Ole Einar Bjørndalen discussing details with Madshus product developer Svein Ivar Moen while testing in Sjusjøen (NOR) in April 2017. Photo: Stefano Zatta

Product development adds a dimension
The seasoned veteran is known to constantly seek out new insights and research on everything from training and equipment to diet and lifestyle, just to gain that split second margin that separates the winner from the rest of the field. That approach applies to equipment as well as training and lifestyle.

The involvement with the factory and the Madshus product development team is important and valuable for Bjørndalen. For him, being able to share his experiences and contribute to advance the sport gives his an added dimension and motivates him.

“You can put is this way: Sport is training, and equipment is development. Biathlon is still a young sport, and there is a lot more to gain. To be a part of that development is extremely exciting to me,” Bjørndalen explains.

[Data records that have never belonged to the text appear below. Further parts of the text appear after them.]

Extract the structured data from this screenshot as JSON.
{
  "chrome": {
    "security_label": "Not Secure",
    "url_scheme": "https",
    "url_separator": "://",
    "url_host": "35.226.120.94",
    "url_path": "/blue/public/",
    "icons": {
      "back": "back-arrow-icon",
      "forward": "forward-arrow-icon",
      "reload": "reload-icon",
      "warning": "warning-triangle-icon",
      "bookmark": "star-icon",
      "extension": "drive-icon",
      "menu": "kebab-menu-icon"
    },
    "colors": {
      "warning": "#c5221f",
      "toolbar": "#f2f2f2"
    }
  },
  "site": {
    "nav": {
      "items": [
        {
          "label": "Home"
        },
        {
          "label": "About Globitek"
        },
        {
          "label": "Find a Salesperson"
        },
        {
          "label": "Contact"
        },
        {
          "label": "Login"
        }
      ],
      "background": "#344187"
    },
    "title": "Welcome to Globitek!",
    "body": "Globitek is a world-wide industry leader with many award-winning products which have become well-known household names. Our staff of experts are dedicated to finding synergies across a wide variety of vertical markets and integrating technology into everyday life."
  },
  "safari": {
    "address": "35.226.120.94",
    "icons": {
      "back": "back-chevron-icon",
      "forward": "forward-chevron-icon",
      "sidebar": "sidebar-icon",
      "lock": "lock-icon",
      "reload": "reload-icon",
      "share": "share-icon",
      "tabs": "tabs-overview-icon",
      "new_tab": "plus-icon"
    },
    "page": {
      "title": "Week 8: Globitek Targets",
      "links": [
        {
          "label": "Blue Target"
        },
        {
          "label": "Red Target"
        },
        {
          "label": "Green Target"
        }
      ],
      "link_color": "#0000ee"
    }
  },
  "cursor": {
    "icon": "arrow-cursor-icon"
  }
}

“Being an active part of the research and development, and being included and involved in all the processes is a major reason why I switched equipment. Madshus is really on the cutting edge of equipment, they are extremely good at research and development and the process from idea to innovation is fast,” Bjørndalen says.

“With Madshus, you call and discuss an idea, and 24 hours later, their product engineers are after it. With other brands, it can take weeks,” he explains.

Ole Einar Bjoerndalen (NOR) earned his 45th World Championship medal in the pursuit in Hochfilzen (AUT). Photo: Nordic Focus
Ole Einar Bjoerndalen (NOR) earned his 45th World Championship medal in the pursuit in Hochfilzen (AUT). Photo: Nordic Focus